No Retreat No Surrender 2: Raging Thunder (1987)
I never really understood why this was called No Retreat No Surrender 2 as it bears no resemblance to the original movie; they should have just called it Raging Thunder. Apparently it was never meant to be a direct sequel. According to IMDB in an interview, Keith W. Strandberg claimed that the title was decided on because of the popularity of the first film. Jean-Claude Van Damme and Kurt McKinney were set to star because of their contracts with the Seasonal Film Corporation but would not have reprised their roles from the original movie.
Anyway, Raging Thunder stars Loren Avedon who plays a martial artist whose girlfriend has been kidnapped by Russian and Vietnamese troops. He teams up with his arms-merchant buddy (Max Thayer) and their pilot (Cynthia Rothrock) to stage a rescue in Indochina.
If you were to watch the movie now for the first time you’d probably laugh at how cheesy and badly acted it is but it’s always had a place in my heart and has plenty of action. Loren Avedon could certainly move and his fight scenes are particularly impressive. Cynthia Rothrock gets several scenes to show off her martial arts prowess too but I can’t help but feel she was underused and I hated how she got killed off at the end.
The movie is also far too long and despite only having a runtime of an hour and 45 minutes it felt longer and could have trimmed a few scenes just for pacing.
Matthias Hues is on villain duties and he is frankly just awesome; he looks bored while fighting as no one can really provide him a real challenge. One classic scene has him fight with a prisoner who he toys with then allows to run away, but then shoots him a few times and feeds him to some alligators that he keeps in a pit nearby. I plan on getting one of those installed in my place soon.
His final battle with Loren Avedon is a highlight and it should be noted that Hues’ death scene is one of the all-time great bad guy deaths.
Overall, despite being overlong and having some dodgy acting No retreat No Surrender 2 is still a lot of fun even after 30 years.
No Retreat No Surrender 3: Blood Brothers (1990)
Loren Avedon returns once again but this time he plays a completely different character called Will Alexander and Keith Vitalli plays his brother Casey. The two brothers don’t see eye to eye and share different political views but when their father is brutally murdered by a terrorist group they join forces to avenge him.
For the first half of this movie I really didn’t like the character of Will; he seemed like a whiny little bitch and I thought Avedon’s character in Raging Thunder was far more interesting. Keith Vitalli was a fun addition as his character was quite smug and arrogant so they both played off each other nicely.
Rion Hunter plays the albino looking villain Franco who is the man responsible for the brother’s father getting killed so they do whatever it takes to get close to him to take him down. Franco is controlled and rarely loses his cool but I found him less entertaining than Matthias Hues.

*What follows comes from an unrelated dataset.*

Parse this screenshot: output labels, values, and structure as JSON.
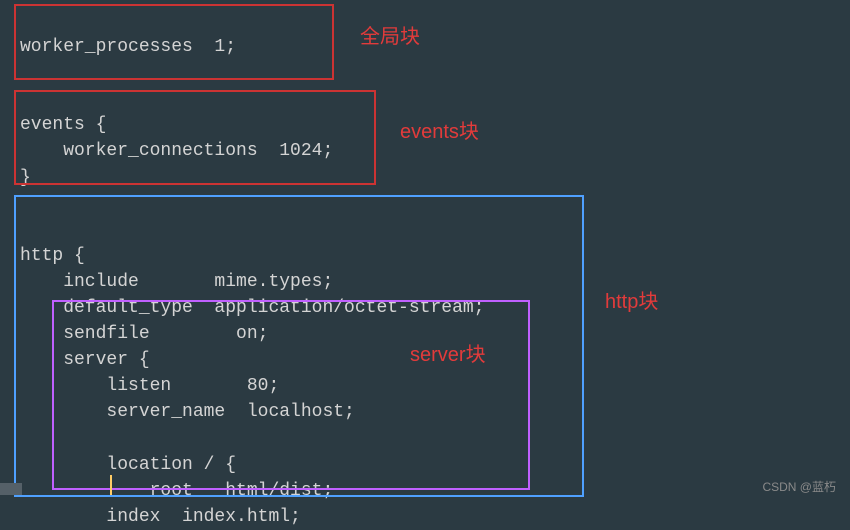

I think the fight scenes in this entry are possibly superior to Part 2 and the final battle between the two brothers and the villain Franco is well done. It takes a little while for things to get into gear action-wise but when the fights begin then the movie gets into its stride.
It never takes itself too seriously with its tongue planted firmly in its cheek. One of the best scenes is when Will goes into a bar trying to look tough (wearing shades) so he’ll get hired by the bad guys… it works and I’m going to try it this weekend.
Overall, Blood Brothers has arguably superior fight scenes than part 2 but I found Will Alexander a less sympathetic character than Scott Wylde from part 2.
I’m going to have to go with Raging Thunder here mostly because it’s called Raging Thunder but also Matthias Hues’ villain, his epic death and frankly just the sense of chaos that the film has throughout.